Retirement plans are good. They provide retirees with a source of income and in many cases help keep people off government benefits. For example, Medicaid eligibility is age and income based, starting at age 65. Social Security benefits are also taxable for retirees who meet a certain income threshold. So retirees receiving enough income from their retirement savings stay off Medicaid and pay taxes on their 401k withdrawals and Social Security benefits, both of which help the government.
While retirement plans help the government, they can also hurt it in other ways. In the case of retirement investing, what is good for investors can be bad of the US government. The tax benefits offered by retirement plans limit or defer the income tax the government collects, to the tune of billions of dollars per year.
For example, Traditional IRAs and 401k plans offer investors an immediate tax break on contributions and the proceeds are taxed when the money is withdrawn in retirement age – often deferring income tax for decades. Roth IRAs and 401ks are the opposite, with the contributions being made after taxes have been assessed, and the withdrawals and income growth being tax free. These tax benefits are the reason there are contribution limits on IRAs and other retirement plans. Without contribution limits, the government would severely limit their income tax receipts.
What will the government do with private retirement plans?
Will the US Government seize private retirement plans? The simple answer is, we don’t know. It’s very possible the government could pass a law that seizes every private pension and retirement plan in the US and replaces it with a government annuity to be paid out once retirees reach a certain age. It’s also possible they will do nothing and leave things as-is. My guess is the government won’t “seize” retirement plans like other governments have, but I wouldn’t be surprised to see things will change.
Let’s face it, our government is hurting. There are huge gaps in our fiscal policy and unless we see changes soon, something major will happen, possibly even the collapse of the dollar and our economy. But seizing private pensions wouldn’t solve that problem, and in fact, it could be seen a as sign of weakness by the global economy and hasten the fall of the US Dollar compared to other currencies. Additionally, seizing private retirement plans would be political suicide for politicians.
What changes might we see to retirement plans?
We can’t see into the future so all we can do is speculate. I don’t see the government seizing retirement funds from private individuals. However, I wouldn’t be surprised to see the government make changes to the number and scope of retirement plans.

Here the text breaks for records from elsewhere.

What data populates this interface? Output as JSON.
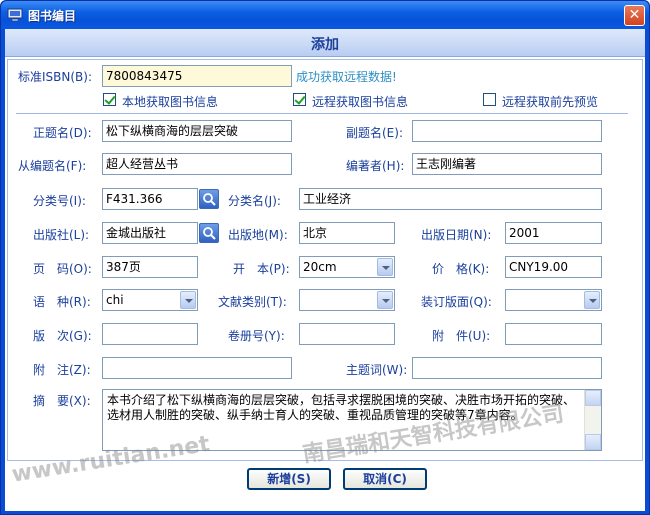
{
  "window": {
    "title": "图书编目",
    "close_glyph": "✕"
  },
  "header": {
    "title": "添加"
  },
  "isbn": {
    "label": "标准ISBN(B):",
    "value": "7800843475"
  },
  "remote_status": "成功获取远程数据!",
  "checkboxes": [
    {
      "label": "本地获取图书信息",
      "checked": true
    },
    {
      "label": "远程获取图书信息",
      "checked": true
    },
    {
      "label": "远程获取前先预览",
      "checked": false
    }
  ],
  "fields": {
    "title": {
      "label": "正题名(D):",
      "value": "松下纵横商海的层层突破"
    },
    "subtitle": {
      "label": "副题名(E):",
      "value": ""
    },
    "series": {
      "label": "从编题名(F):",
      "value": "超人经营丛书"
    },
    "author": {
      "label": "编著者(H):",
      "value": "王志刚编著"
    },
    "class_no": {
      "label": "分类号(I):",
      "value": "F431.366"
    },
    "class_name": {
      "label": "分类名(J):",
      "value": "工业经济"
    },
    "publisher": {
      "label": "出版社(L):",
      "value": "金城出版社"
    },
    "pub_place": {
      "label": "出版地(M):",
      "value": "北京"
    },
    "pub_date": {
      "label": "出版日期(N):",
      "value": "2001"
    },
    "pages": {
      "label": "页　码(O):",
      "value": "387页"
    },
    "size": {
      "label": "开　本(P):",
      "value": "20cm"
    },
    "price": {
      "label": "价　格(K):",
      "value": "CNY19.00"
    },
    "language": {
      "label": "语　种(R):",
      "value": "chi"
    },
    "doc_type": {
      "label": "文献类别(T):",
      "value": ""
    },
    "binding": {
      "label": "装订版面(Q):",
      "value": ""
    },
    "edition": {
      "label": "版　次(G):",
      "value": ""
    },
    "volume": {
      "label": "卷册号(Y):",
      "value": ""
    },
    "attachment": {
      "label": "附　件(U):",
      "value": ""
    },
    "note": {
      "label": "附　注(Z):",
      "value": ""
    },
    "subject": {
      "label": "主题词(W):",
      "value": ""
    },
    "abstract": {
      "label": "摘　要(X):",
      "value": "本书介绍了松下纵横商海的层层突破，包括寻求摆脱困境的突破、决胜市场开拓的突破、选材用人制胜的突破、纵手纳士育人的突破、重视品质管理的突破等7章内容。"
    }
  },
  "buttons": {
    "add": "新增(S)",
    "cancel": "取消(C)"
  },
  "watermark": {
    "company": "南昌瑞和天智科技有限公司",
    "site": "www.ruitian.net"
  }
}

But this would probably be a gradual change and old plans would likely remain grandfathered in.
For example,the US government could decide to decrease retirement plan contribution limits, lower the income eligibility threshold, or eliminate some retirement plans altogether. But even if they do this, they would likely grandfather in current contributions, meaning your retirement plans in their current state would be safe.
What can we do to prepare for our retirement?

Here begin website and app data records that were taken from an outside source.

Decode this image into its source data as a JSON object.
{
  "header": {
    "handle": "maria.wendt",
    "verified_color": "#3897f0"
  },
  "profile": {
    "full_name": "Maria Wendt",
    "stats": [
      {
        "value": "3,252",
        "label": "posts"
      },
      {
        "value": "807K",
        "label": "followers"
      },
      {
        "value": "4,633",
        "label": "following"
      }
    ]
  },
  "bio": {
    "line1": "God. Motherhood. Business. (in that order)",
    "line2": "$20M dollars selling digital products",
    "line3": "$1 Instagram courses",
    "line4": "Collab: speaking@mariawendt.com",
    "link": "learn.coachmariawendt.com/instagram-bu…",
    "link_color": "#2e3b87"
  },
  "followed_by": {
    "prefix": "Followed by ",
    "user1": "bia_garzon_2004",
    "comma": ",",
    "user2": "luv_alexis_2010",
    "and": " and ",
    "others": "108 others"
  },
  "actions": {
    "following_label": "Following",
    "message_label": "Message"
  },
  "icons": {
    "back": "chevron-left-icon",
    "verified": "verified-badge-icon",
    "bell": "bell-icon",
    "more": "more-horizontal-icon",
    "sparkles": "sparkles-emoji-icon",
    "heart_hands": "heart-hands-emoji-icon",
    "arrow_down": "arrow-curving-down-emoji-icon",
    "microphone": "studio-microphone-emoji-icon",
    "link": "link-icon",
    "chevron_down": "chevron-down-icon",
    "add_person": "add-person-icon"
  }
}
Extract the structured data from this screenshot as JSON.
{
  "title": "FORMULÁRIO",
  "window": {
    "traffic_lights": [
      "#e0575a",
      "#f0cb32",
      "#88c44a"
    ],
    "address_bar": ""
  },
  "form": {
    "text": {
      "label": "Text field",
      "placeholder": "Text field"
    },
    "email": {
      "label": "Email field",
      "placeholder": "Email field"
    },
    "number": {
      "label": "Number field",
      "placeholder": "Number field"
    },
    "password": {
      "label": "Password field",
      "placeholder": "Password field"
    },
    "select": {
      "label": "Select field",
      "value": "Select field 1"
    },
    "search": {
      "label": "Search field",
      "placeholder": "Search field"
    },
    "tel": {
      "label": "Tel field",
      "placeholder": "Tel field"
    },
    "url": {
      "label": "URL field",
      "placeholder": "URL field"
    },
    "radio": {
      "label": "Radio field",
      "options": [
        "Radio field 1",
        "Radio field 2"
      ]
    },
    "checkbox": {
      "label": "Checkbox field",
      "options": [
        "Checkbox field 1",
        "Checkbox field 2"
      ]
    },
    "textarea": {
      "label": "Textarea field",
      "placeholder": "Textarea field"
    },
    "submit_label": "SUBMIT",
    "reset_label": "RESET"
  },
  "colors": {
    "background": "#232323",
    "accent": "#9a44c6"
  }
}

Right now I don’t think there is anything to be scared about. We can’t control the future, so the best course of action is to continue preparing the best we can based on the information we have at hand. This means to continue making investments based on current tax laws, while being mindful of possible changes. Personally, I am preparing for retirement by investing in my 401k and IRA, and I am also investing in taxable (non-retirement) investments when I can. It is wise to be aware of possible changes to tax laws, but I don’t think it’s wise to let fear and unsubstantiated rumors drive one’s investments and retirement planning. So I will continue investing responsibly, and I will keep an eye on the news.
What do you think? Will the government take over private retirement plans?